▶ [Work instructions]: Retyping the data exactly is the task. Include every line.

[Material to process Boundary: Start]

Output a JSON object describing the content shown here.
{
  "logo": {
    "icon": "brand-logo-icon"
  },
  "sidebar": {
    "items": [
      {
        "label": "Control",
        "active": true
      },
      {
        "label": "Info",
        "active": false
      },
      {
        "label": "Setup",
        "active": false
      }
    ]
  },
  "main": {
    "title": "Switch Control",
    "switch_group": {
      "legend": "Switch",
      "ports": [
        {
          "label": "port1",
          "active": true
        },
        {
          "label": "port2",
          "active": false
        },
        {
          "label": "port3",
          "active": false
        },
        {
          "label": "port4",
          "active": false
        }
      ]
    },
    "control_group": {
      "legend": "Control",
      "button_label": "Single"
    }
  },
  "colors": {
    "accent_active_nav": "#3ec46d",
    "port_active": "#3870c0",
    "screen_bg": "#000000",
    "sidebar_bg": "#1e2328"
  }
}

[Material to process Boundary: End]

▶ [Output below]:
Output a JSON object describing the content shown here.
{
  "logo": {
    "icon": "brand-logo-icon"
  },
  "sidebar": {
    "items": [
      {
        "label": "Control",
        "active": true
      },
      {
        "label": "Info",
        "active": false
      },
      {
        "label": "Setup",
        "active": false
      }
    ]
  },
  "main": {
    "title": "Switch Control",
    "switch_group": {
      "legend": "Switch",
      "ports": [
        {
          "label": "port1",
          "active": true
        },
        {
          "label": "port2",
          "active": false
        },
        {
          "label": "port3",
          "active": false
        },
        {
          "label": "port4",
          "active": false
        }
      ]
    },
    "control_group": {
      "legend": "Control",
      "button_label": "Single"
    }
  },
  "colors": {
    "accent_active_nav": "#3ec46d",
    "port_active": "#3870c0",
    "screen_bg": "#000000",
    "sidebar_bg": "#1e2328"
  }
}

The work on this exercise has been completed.